--- Exercise prompt ---
Each record that follows is to be reproduced character for character, pictures excepted.

(Entries from a dataset of interfaces)

= Beginning of Section =

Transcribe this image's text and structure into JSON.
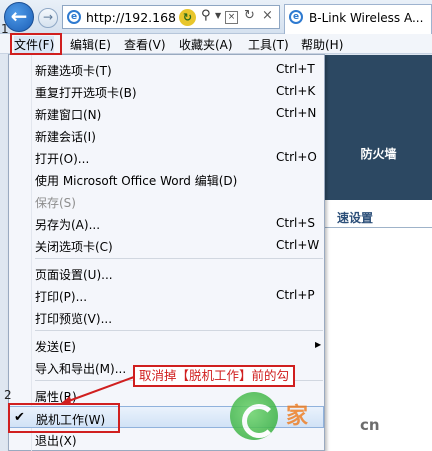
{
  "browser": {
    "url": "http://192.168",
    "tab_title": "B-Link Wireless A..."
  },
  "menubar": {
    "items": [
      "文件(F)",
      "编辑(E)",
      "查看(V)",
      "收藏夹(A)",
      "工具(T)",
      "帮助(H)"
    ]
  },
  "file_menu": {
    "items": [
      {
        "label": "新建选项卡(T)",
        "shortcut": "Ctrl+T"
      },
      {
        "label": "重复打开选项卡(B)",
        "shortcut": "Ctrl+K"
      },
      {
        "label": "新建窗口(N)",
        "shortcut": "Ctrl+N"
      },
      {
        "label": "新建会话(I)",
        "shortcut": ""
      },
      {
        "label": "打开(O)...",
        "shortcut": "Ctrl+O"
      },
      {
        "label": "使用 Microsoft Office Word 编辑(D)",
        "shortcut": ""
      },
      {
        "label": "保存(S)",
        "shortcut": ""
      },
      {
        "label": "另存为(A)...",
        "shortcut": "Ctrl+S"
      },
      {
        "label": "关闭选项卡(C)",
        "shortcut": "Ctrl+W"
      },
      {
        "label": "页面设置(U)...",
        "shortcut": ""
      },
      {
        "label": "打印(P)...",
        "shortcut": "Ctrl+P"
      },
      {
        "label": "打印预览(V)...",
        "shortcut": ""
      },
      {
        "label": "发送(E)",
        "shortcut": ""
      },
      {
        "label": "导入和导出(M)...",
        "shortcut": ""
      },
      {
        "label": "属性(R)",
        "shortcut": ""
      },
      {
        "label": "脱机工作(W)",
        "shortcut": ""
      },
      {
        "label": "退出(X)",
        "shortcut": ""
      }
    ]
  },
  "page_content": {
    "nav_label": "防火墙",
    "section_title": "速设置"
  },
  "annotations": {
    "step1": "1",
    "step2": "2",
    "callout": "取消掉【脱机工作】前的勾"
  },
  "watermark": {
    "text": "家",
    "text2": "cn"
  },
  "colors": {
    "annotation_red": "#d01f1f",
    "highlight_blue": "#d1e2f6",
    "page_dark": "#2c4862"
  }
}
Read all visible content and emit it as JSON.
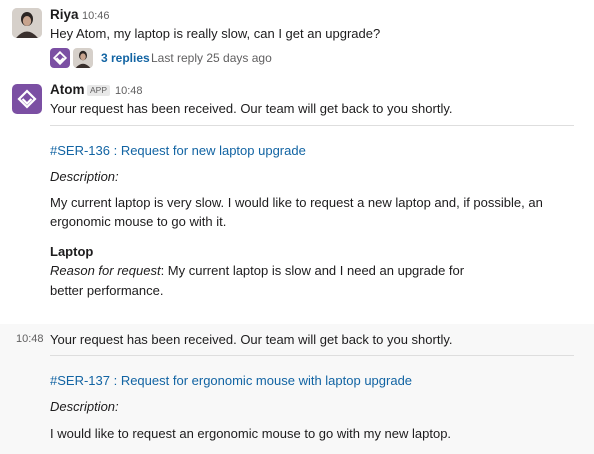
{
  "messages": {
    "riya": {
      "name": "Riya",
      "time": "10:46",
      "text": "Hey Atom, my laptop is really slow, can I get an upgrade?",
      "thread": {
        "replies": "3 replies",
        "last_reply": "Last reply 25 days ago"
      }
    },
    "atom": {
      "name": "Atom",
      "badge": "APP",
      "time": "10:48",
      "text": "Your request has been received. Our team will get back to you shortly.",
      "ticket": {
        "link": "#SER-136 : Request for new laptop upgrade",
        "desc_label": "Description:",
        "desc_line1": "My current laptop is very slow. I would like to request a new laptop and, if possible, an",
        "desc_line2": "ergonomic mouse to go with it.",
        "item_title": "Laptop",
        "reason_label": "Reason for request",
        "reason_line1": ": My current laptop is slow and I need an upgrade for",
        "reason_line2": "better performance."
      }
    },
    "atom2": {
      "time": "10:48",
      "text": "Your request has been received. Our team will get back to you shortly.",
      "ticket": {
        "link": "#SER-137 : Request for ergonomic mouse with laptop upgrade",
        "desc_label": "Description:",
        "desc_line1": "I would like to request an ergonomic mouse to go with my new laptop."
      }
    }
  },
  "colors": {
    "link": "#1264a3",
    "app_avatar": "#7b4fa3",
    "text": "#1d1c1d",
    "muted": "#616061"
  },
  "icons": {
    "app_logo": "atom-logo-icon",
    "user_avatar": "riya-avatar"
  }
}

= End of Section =

--- Written answer ---
Transcribe this image's text and structure into JSON.
{
  "browser": {
    "url": "http://192.168",
    "tab_title": "B-Link Wireless A..."
  },
  "menubar": {
    "items": [
      "文件(F)",
      "编辑(E)",
      "查看(V)",
      "收藏夹(A)",
      "工具(T)",
      "帮助(H)"
    ]
  },
  "file_menu": {
    "items": [
      {
        "label": "新建选项卡(T)",
        "shortcut": "Ctrl+T"
      },
      {
        "label": "重复打开选项卡(B)",
        "shortcut": "Ctrl+K"
      },
      {
        "label": "新建窗口(N)",
        "shortcut": "Ctrl+N"
      },
      {
        "label": "新建会话(I)",
        "shortcut": ""
      },
      {
        "label": "打开(O)...",
        "shortcut": "Ctrl+O"
      },
      {
        "label": "使用 Microsoft Office Word 编辑(D)",
        "shortcut": ""
      },
      {
        "label": "保存(S)",
        "shortcut": ""
      },
      {
        "label": "另存为(A)...",
        "shortcut": "Ctrl+S"
      },
      {
        "label": "关闭选项卡(C)",
        "shortcut": "Ctrl+W"
      },
      {
        "label": "页面设置(U)...",
        "shortcut": ""
      },
      {
        "label": "打印(P)...",
        "shortcut": "Ctrl+P"
      },
      {
        "label": "打印预览(V)...",
        "shortcut": ""
      },
      {
        "label": "发送(E)",
        "shortcut": ""
      },
      {
        "label": "导入和导出(M)...",
        "shortcut": ""
      },
      {
        "label": "属性(R)",
        "shortcut": ""
      },
      {
        "label": "脱机工作(W)",
        "shortcut": ""
      },
      {
        "label": "退出(X)",
        "shortcut": ""
      }
    ]
  },
  "page_content": {
    "nav_label": "防火墙",
    "section_title": "速设置"
  },
  "annotations": {
    "step1": "1",
    "step2": "2",
    "callout": "取消掉【脱机工作】前的勾"
  },
  "watermark": {
    "text": "家",
    "text2": "cn"
  },
  "colors": {
    "annotation_red": "#d01f1f",
    "highlight_blue": "#d1e2f6",
    "page_dark": "#2c4862"
  }
}
Read all visible content and emit it as JSON.
{
  "messages": {
    "riya": {
      "name": "Riya",
      "time": "10:46",
      "text": "Hey Atom, my laptop is really slow, can I get an upgrade?",
      "thread": {
        "replies": "3 replies",
        "last_reply": "Last reply 25 days ago"
      }
    },
    "atom": {
      "name": "Atom",
      "badge": "APP",
      "time": "10:48",
      "text": "Your request has been received. Our team will get back to you shortly.",
      "ticket": {
        "link": "#SER-136 : Request for new laptop upgrade",
        "desc_label": "Description:",
        "desc_line1": "My current laptop is very slow. I would like to request a new laptop and, if possible, an",
        "desc_line2": "ergonomic mouse to go with it.",
        "item_title": "Laptop",
        "reason_label": "Reason for request",
        "reason_line1": ": My current laptop is slow and I need an upgrade for",
        "reason_line2": "better performance."
      }
    },
    "atom2": {
      "time": "10:48",
      "text": "Your request has been received. Our team will get back to you shortly.",
      "ticket": {
        "link": "#SER-137 : Request for ergonomic mouse with laptop upgrade",
        "desc_label": "Description:",
        "desc_line1": "I would like to request an ergonomic mouse to go with my new laptop."
      }
    }
  },
  "colors": {
    "link": "#1264a3",
    "app_avatar": "#7b4fa3",
    "text": "#1d1c1d",
    "muted": "#616061"
  },
  "icons": {
    "app_logo": "atom-logo-icon",
    "user_avatar": "riya-avatar"
  }
}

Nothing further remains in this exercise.